Anyway that doesnt matter, because what i see the market doing is devaluing to zero the economic expansion that took place from 2002 until the bubble burst. And as well it should because almost all of that "growth" can be traced to home equity extraction. 25% of the SPX is financials. Those earnings came from loose lending and high leverage activities that are not comming back. Job losses from the financial sector are going to continue. Those are high paying jobs. What are those people going to do for work?
Furthermore marketwatch just published an article showing that mortgage rates moved the greatest one week percentage since 1987.
When 30 year fixed rates start moving up housing prices are going to fall porportionately. More walkaways more forclosures.
My career field is in the top 95% of wage earners. I work with people who all make 100K or more, but i dont think that is a very good gage of what most people make.
You wrote: "I still claim that the majority of americans are not cash strapped nor will be affected by the credit crisis"
You really believe this? Have you been to Michigan? CA's unemployeement rate is now above 7%. Do you think those people saved money during the boom boom years? Not a chance.
That's true. I was surprised to get a 0% APR balance transfer offer from Discover Card. Especially surprising given that in past months this offer has been at ~6%. I don't know how they have the ability to do this given the credit crunch...
Let me give you an example. I received a letter in the mail 2 weeks ago from capital one with big bold letters stating "CHANGES TO THE TERMS OF YOUR CREDIT CARD INSIDE". I thought, this should be interesting. It turns out they wanted me to transfer all my high interest credit cards to them for 0% APR. I just received another one yesterday. Yes, I think the banks will continue lending. Will they lend to those not qualified to repay, definitely not. This will impact many parts of the economy for sure, and overall it is a good thing.

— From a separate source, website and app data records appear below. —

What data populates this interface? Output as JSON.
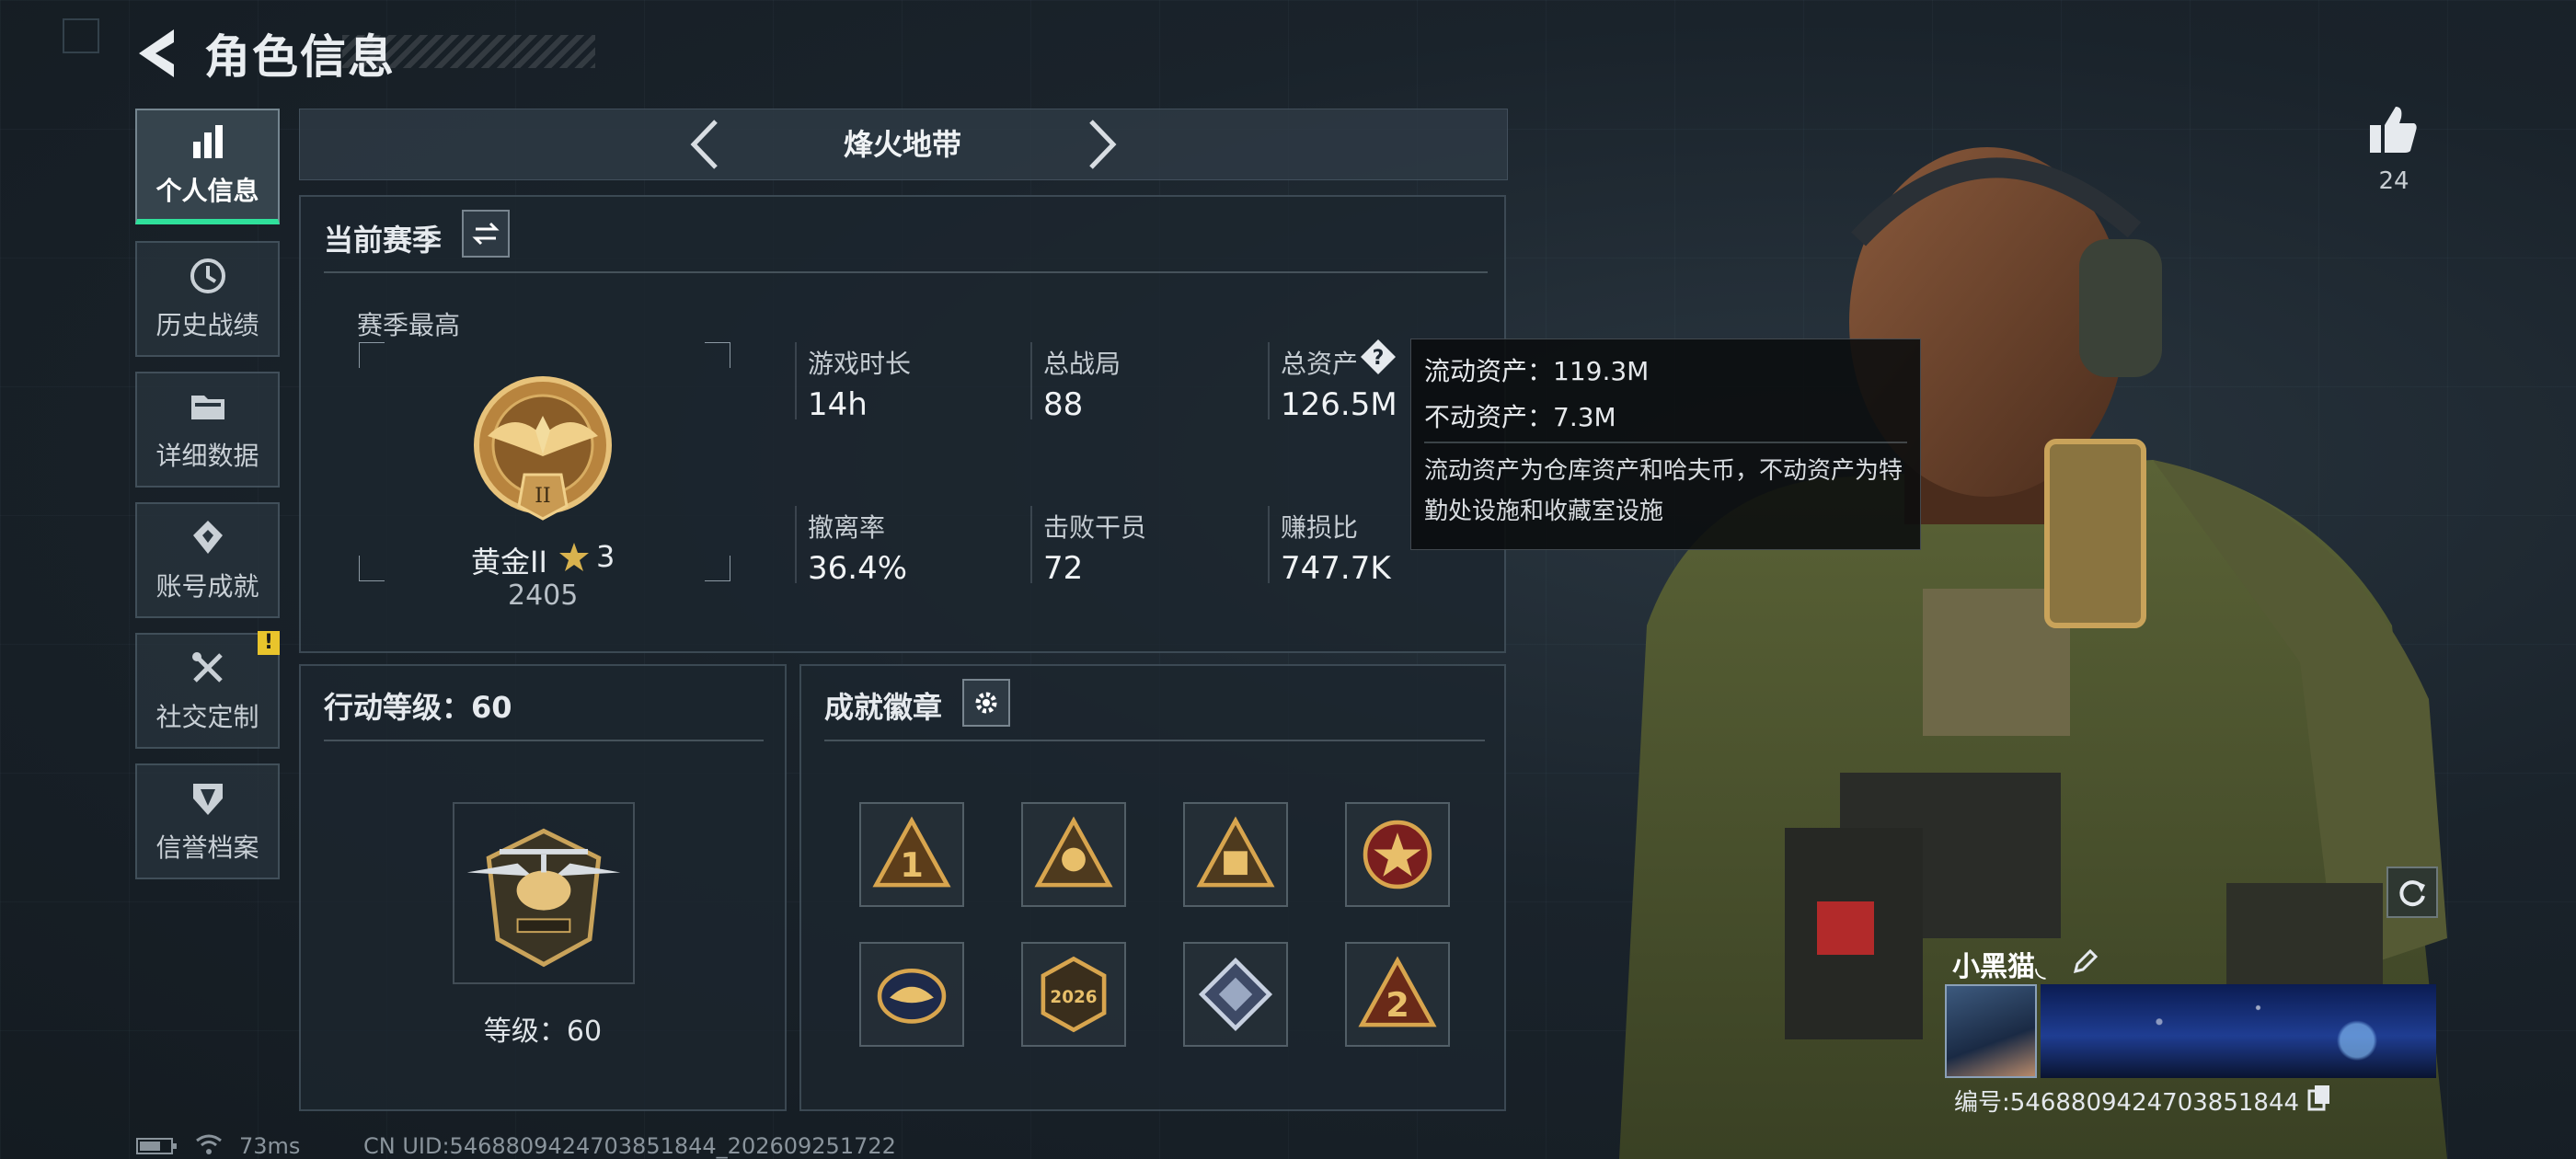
{
  "header": {
    "title": "角色信息"
  },
  "sidebar": {
    "items": [
      {
        "label": "个人信息",
        "icon": "bar-chart-icon",
        "active": true
      },
      {
        "label": "历史战绩",
        "icon": "history-icon"
      },
      {
        "label": "详细数据",
        "icon": "folder-icon"
      },
      {
        "label": "账号成就",
        "icon": "achievement-icon"
      },
      {
        "label": "社交定制",
        "icon": "tools-icon",
        "badge": "!"
      },
      {
        "label": "信誉档案",
        "icon": "credit-shield-icon"
      }
    ]
  },
  "mode": {
    "title": "烽火地带"
  },
  "season": {
    "heading": "当前赛季",
    "best_label": "赛季最高",
    "rank_name": "黄金II",
    "rank_stars": "3",
    "rank_score": "2405",
    "stats": [
      {
        "label": "游戏时长",
        "value": "14h"
      },
      {
        "label": "总战局",
        "value": "88"
      },
      {
        "label": "总资产",
        "value": "126.5M"
      },
      {
        "label": "撤离率",
        "value": "36.4%"
      },
      {
        "label": "击败干员",
        "value": "72"
      },
      {
        "label": "赚损比",
        "value": "747.7K"
      }
    ]
  },
  "tooltip": {
    "liquid": "流动资产：119.3M",
    "fixed": "不动资产：7.3M",
    "desc": "流动资产为仓库资产和哈夫币，不动资产为特勤处设施和收藏室设施"
  },
  "level": {
    "heading": "行动等级：60",
    "caption": "等级：60"
  },
  "badges": {
    "heading": "成就徽章",
    "items": [
      "badge-1-icon",
      "badge-2-icon",
      "badge-3-icon",
      "badge-4-icon",
      "badge-5-icon",
      "badge-6-icon",
      "badge-7-icon",
      "badge-8-icon"
    ]
  },
  "profile": {
    "likes": "24",
    "nickname": "小黑猫◟",
    "uid_line": "编号:5468809424703851844"
  },
  "status_bar": {
    "ping": "73ms",
    "uid": "CN UID:5468809424703851844_202609251722"
  },
  "colors": {
    "accent": "#2fe09b",
    "warning": "#e9c42c",
    "gold": "#c9a35a"
  }
}
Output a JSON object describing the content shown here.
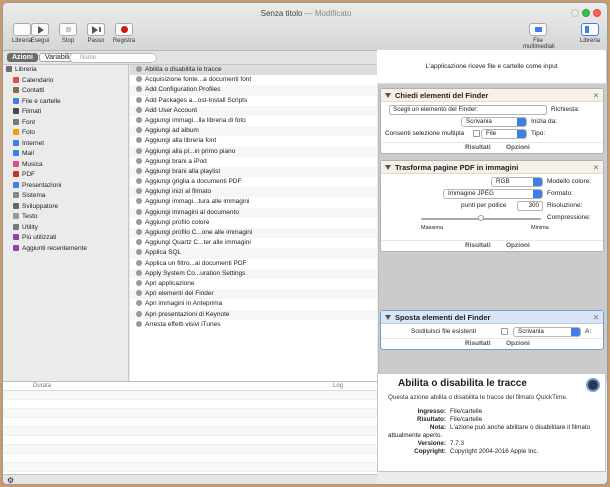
{
  "window": {
    "title": "Senza titolo",
    "title_suffix": "— Modificato"
  },
  "toolbar": {
    "left": [
      {
        "label": "Libreria",
        "icon": "sidebar-icon"
      },
      {
        "label": "Registra",
        "icon": "record-icon"
      },
      {
        "label": "Stop",
        "icon": "stop-icon"
      },
      {
        "label": "Esegui",
        "icon": "play-icon"
      }
    ],
    "right": [
      {
        "label": "Passo",
        "icon": "step-icon"
      },
      {
        "label": "Libreria",
        "icon": "sidebar-icon"
      },
      {
        "label": "File multimediali",
        "icon": "media-icon"
      }
    ]
  },
  "library": {
    "tab_actions": "Azioni",
    "tab_variables": "Variabili",
    "search_placeholder": "Nome"
  },
  "categories": [
    "Libreria",
    "Calendario",
    "Contatti",
    "File e cartelle",
    "Filmati",
    "Font",
    "Foto",
    "Internet",
    "Mail",
    "Musica",
    "PDF",
    "Presentazioni",
    "Sistema",
    "Sviluppatore",
    "Testo",
    "Utility",
    "Più utilizzati",
    "Aggiunti recentemente"
  ],
  "actions": [
    "Abilita o disabilita le tracce",
    "Acquisizione fonte...a documenti font",
    "Add Configuration Profiles",
    "Add Packages a...ost-Install Scripts",
    "Add User Account",
    "Aggiungi immagi...lla libreria di foto",
    "Aggiungi ad album",
    "Aggiungi alla libreria font",
    "Aggiungi alla pl...in primo piano",
    "Aggiungi brani a iPod",
    "Aggiungi brani alla playlist",
    "Aggiungi griglia a documenti PDF",
    "Aggiungi inizi al filmato",
    "Aggiungi immagi...tura alle immagini",
    "Aggiungi immagini al documento",
    "Aggiungi profilo colore",
    "Aggiungi profilo C...one alle immagini",
    "Aggiungi Quartz C...ter alle immagini",
    "Applica SQL",
    "Applica un filtro...ai documenti PDF",
    "Apply System Co...uration Settings",
    "Apri applicazione",
    "Apri elementi del Finder",
    "Apri immagini in Anteprima",
    "Apri presentazioni di Keynote",
    "Arresta effetti visivi iTunes"
  ],
  "description": {
    "title": "Abilita o disabilita le tracce",
    "text": "Questa azione abilita o disabilita le tracce del filmato QuickTime.",
    "fields": [
      {
        "k": "Ingresso:",
        "v": "File/cartelle"
      },
      {
        "k": "Risultato:",
        "v": "File/cartelle"
      },
      {
        "k": "Nota:",
        "v": "L'azione può anche abilitare o disabilitare il filmato attualmente aperto."
      },
      {
        "k": "Versione:",
        "v": "7.7.3"
      },
      {
        "k": "Copyright:",
        "v": "Copyright 2004-2016 Apple Inc."
      }
    ]
  },
  "workflow": {
    "input_note": "L'applicazione riceve file e cartelle come input",
    "footer_results": "Risultati",
    "footer_options": "Opzioni",
    "actions": [
      {
        "title": "Chiedi elementi del Finder",
        "richiesta_label": "Richiesta:",
        "richiesta_value": "Scegli un elemento del Finder:",
        "inizia_label": "Inizia da:",
        "inizia_value": "Scrivania",
        "tipo_label": "Tipo:",
        "tipo_value": "File",
        "multi_label": "Consenti selezione multipla"
      },
      {
        "title": "Trasforma pagine PDF in immagini",
        "modello_label": "Modello colore:",
        "modello_value": "RGB",
        "formato_label": "Formato:",
        "formato_value": "Immagine JPEG",
        "risoluzione_label": "Risoluzione:",
        "risoluzione_value": "300",
        "risoluzione_unit": "punti per pollice",
        "compressione_label": "Compressione:",
        "min_label": "Minima",
        "max_label": "Massima",
        "compressione_level": 0.5
      },
      {
        "title": "Sposta elementi del Finder",
        "a_label": "A:",
        "a_value": "Scrivania",
        "replace_label": "Sostituisci file esistenti"
      }
    ]
  },
  "log": {
    "col_log": "Log",
    "col_duration": "Durata"
  },
  "colors": {
    "accent": "#3f7ee6",
    "record": "#d01818",
    "selected_header": "#d9e4f5"
  }
}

But I don't think it is the disaster that many are predicting. I still claim that the majority of americans are not cash strapped nor will be affected by the credit crisis. Everyone I know is better off than they were 5 years ago and have had enough discretionary income to easily stave off increases in energy prices, etc. If people are cutting back, most are doing so more out of uncertainty than an actual need to do so. I'm not saying it's wrong, but I think that is what it is. They will definitely still buy the things they want/need and cut back other less important things. The impact to most good businesses will be on the order of 5-10% reductions in revenue (in the extreme) rather than the 75-85% stock price contractions many are seeing. Even in the slowdown there is a huge disconnect between earnings and price for many companies. This will get corrected over time for the survivors.